NASA specialists recently unveiled a stunning image taken with the help of the Hubble Space Telescope (Hubble Space Telescope). The lens of his camera (Hubble’s Wide Field Camera 3) was directed toward the center of our galaxy – the Milky Way. He – this center – is located in 26 thousand light years from the Earth.
According to scientists, they seem to have opened a chest of jewels. A shining scattering of white, yellow, red and blue stars – young, old, newborns, giants and dwarfs – came into the frame. Among them, astronomers counted more than 10 thousand stars, similar to our Sun.
Stars in the sky are trillions of trillions. Scientific fact.
A NASA snapshot illustrates the Olbers’ paradox paradox or the photometric paradox that has puzzled astronomers for over 200 years. Henry Wilhelm Olbers in the early 19 th century expressed the then prevailing bewilderment. And he formulated the essence of the paradox called by his name: why is the sky black at night? Why does not the light of countless stars illuminate it? After all, according to common sense, the night sky should look like a kind of sparkling dome, entirely strewn with lanterns of stars, merging into a single glow. It should be light, as in the day. But for some reason it’s dark.

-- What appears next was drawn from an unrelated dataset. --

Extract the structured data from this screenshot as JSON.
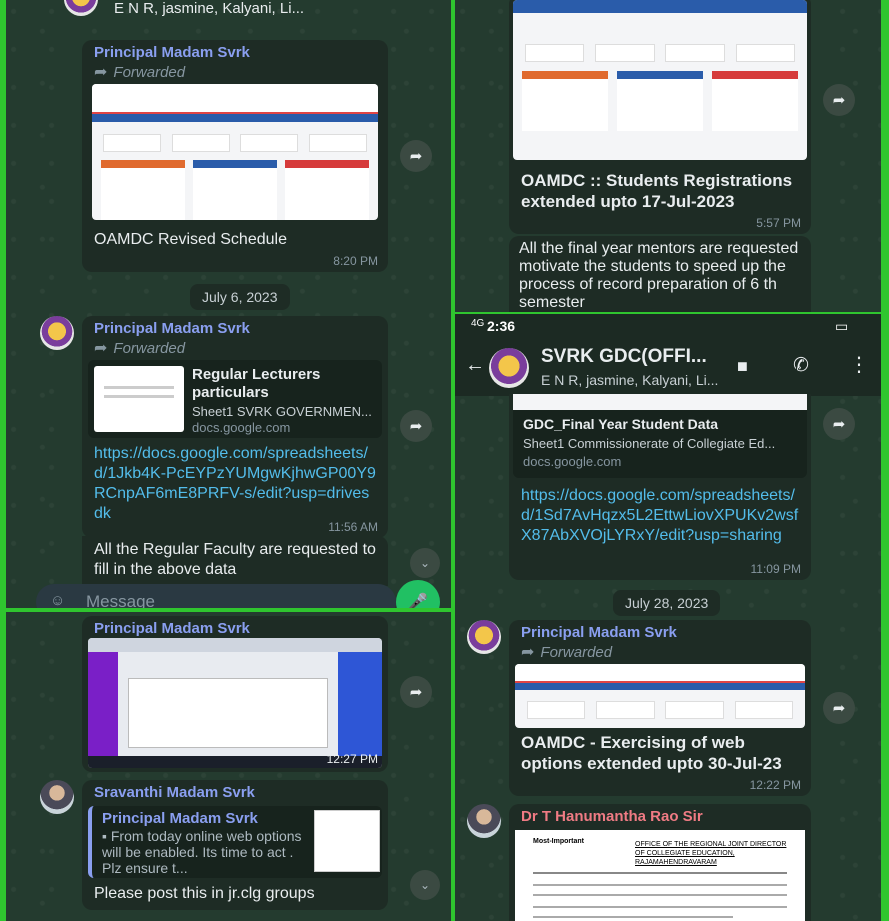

Over time, of course, everything was clarified. There are so many stars that each point in the sky contains one of them. But most are so far away that the light from them is simply lost along the way. Including from redshift, and in clouds of cosmic dust. As a result, instead of a “flashlight”, a dark spot appears in the sky.
But it’s worth looking at the sky with an armed gaze, as the lecturer from the “Carnival Night” advised, there are more visible stars. And in a picture taken thanks to the incredibly powerful “armed look” of the Hubble Space Telescope, they almost merge into a sparkling dome. As the astronomers of the century before last thought.
In the early 90-ies of the last century in the astronomical environment held the opinion that we are surrounded by 200 billion galaxies. But recently British scientists from Nottingham University, led by Christopher Conselis, demonstrated that in the foreseeable universe, at least 10 times more galaxies than was generally believed.
Conselis and his colleagues turned to the freshest and “deepest” images taken with Hubble, compiled computer models, synthesized 3D images. And they discovered a “galactic shortage”. Namely, the fact that the density of galaxies is at most higher than it seems – that is, they are an order of magnitude larger in unit of volume.
“It’s scary to think, but we have to find even more than 90 percent of galaxies,” the scientist says. – And who knows what interesting properties they will have.
Total: if you believe Conselis, then the foreseeable universe has at least 2 trillion galaxies. In each – from 100 billion to a trillion stars – astronomical, unrecordable, quantity. Telescopes of the future that will become much more powerful than the “Hubble” someday will show us their radiance filling the whole sky.